HOUSTON — As Jennifer Granholm stood in front of an audience of energy industry leaders at a conference that attracted about 6,000 attendees, she urged the nation’s oil executives to increase production.
And as the secretary of energy was speaking, settlement prices for the day’s trading on the CME commodity exchange were posted, with oil markets plunging by historic levels — none more so than ultra low sulfur diesel.
The ULSD contract dropped a staggering 97.3 cents a gallon, settling at $3.4643 a gallon. The ULSD market settled March 2 at $3.4947, after the first big war-fueled surge, and then continued to rise for the next several days. With Wednesday’s decline, it now has given back all those gains.
Notably, the percentage decline of 21.9% was not even close to the biggest one-day percentage drop in the history of the ULSD contract, which began life as a heating oil contract before transitioning over time to more of a diesel trading instrument.
On Jan. 17, 1991, the day after the first Gulf War began and the dominance of the U.S. was established on the battlefield, the heating oil contract fell by almost a third. But on an outright basis, that day’s drop was a decline of slightly under 30 cents a gallon.
The decline in diesel Wednesday far outstripped the drops recorded in benchmark crude markets. West Texas Intermediate was down 12.56%, and Brent was down 10.2%.
Granholm’s comments came in front of a lunch audience at the giant CERAWeek meeting in Houston. CERAWeek is now produced by S&P Global Commodity Insights.
It came on what might be viewed as the first day of significant price relief in an oil market that has exploded in the past week. “We are on war footing and we have to respond,” she said. “We have to increase short-term supply.” Granholm made reference to the 60 million barrels that several nations, under the auspices of the International Energy Agency, are releasing into the market from strategic stocks.
But it was investors who were the target of some of Granholm’s most pointed comments. A common theme around U.S. oil exploration today is that if anything is holding it back, it’s the desire of investors and the decisions of management teams to not recklessly chase more production by loading up with more debt, in a replay of the industry’s business model of just a few years ago. Production was higher then, but free cash flow and dividends were non-existent. That has changed.
“The message right now, and I hope investors are listening, is that we can’t have one element holding back when you see what is happening every night,” Granholm said. “At this moment, we all have to give.”

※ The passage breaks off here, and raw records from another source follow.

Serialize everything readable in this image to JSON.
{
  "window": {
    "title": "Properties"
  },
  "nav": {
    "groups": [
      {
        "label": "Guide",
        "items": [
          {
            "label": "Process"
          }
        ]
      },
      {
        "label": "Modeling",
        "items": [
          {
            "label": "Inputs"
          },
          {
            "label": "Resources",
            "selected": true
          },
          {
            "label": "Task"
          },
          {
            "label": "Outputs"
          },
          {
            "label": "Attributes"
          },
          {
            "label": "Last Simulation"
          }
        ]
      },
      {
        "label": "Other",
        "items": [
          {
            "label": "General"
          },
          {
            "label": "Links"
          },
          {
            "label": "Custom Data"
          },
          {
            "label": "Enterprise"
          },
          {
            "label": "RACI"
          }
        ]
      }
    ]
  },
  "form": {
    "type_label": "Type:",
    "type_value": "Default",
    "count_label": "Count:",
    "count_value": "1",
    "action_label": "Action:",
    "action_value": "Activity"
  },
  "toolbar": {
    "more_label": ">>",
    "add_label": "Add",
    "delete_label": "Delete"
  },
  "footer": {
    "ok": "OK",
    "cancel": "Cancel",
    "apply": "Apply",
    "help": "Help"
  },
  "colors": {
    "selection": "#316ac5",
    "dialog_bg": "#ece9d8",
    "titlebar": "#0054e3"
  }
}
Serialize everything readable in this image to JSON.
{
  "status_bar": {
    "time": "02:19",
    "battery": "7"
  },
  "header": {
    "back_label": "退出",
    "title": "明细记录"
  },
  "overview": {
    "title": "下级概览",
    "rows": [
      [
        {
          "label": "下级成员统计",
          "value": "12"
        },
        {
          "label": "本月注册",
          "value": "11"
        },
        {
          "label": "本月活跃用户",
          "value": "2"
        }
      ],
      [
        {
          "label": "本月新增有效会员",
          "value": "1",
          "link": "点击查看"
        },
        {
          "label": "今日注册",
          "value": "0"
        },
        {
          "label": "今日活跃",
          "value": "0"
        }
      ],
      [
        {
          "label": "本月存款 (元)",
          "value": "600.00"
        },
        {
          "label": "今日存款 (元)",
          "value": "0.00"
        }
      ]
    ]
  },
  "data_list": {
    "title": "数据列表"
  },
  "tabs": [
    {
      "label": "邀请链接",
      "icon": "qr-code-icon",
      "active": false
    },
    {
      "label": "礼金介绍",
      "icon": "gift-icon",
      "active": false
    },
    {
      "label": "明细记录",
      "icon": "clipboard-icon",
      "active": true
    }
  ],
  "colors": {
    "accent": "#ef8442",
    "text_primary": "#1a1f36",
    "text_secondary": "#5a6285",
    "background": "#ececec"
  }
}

Granholm took on social media buzz that has charged the Biden administration with lowering U.S. oil production. As she noted, production has risen during President Joe Biden’s term, natural gas production is at a record and liquefied natural gas exports in January also were at a record. Granholm repeated the standard forecast that current U.S. production of 11.6 million barrels a day will be up by 800,000 to 900,000 barrels per day by the end of the year.
However, the weekly EIA report showed U.S. crude production at 11.6 million barrels a day for the fifth consecutive week.
While urging producers to pull more oil out of the ground, Granholm said, “I hope some of your investors are saying to you right now at this moment of crisis that we need more supply.” But she also conceded that many producers “are grappling with supply chain issues.”
The diesel market’s decline at a rate faster than crude made sense only given that it had risen the most in recent days. The spread between Brent and diesel had blown out to almost $1.40 a gallon Tuesday, an unheard-of amount, before falling back Wednesday to 81.81 cents.
But the big drop in diesel prices Wednesday, faster than crude, occurred even as the data on diesel in the week’s Energy Information Administration report was bullish.
Days’ cover of all nonjet inventories declined to 25.9. That figure is produced by taking inventories of all distillates that aren’t jet, a grouping that is mostly diesel, and dividing average daily consumption into it. It came in under 26 days for the first time since 2008. Coincidentally, or maybe understandably, that was the year the previous all-time-high price for crude and diesel was set before new records were established in recent days.
Demand for distillates was strong, coming in at the highest level in five weeks.
Granholm said the events in the oil market in recent days have had one benefit: Many people who didn’t know it before now understand that oil is a global market. “Even though we’re producing at record rates, we’re still facing these incredible gas prices, and I think people are starting to connect the dots,” she said.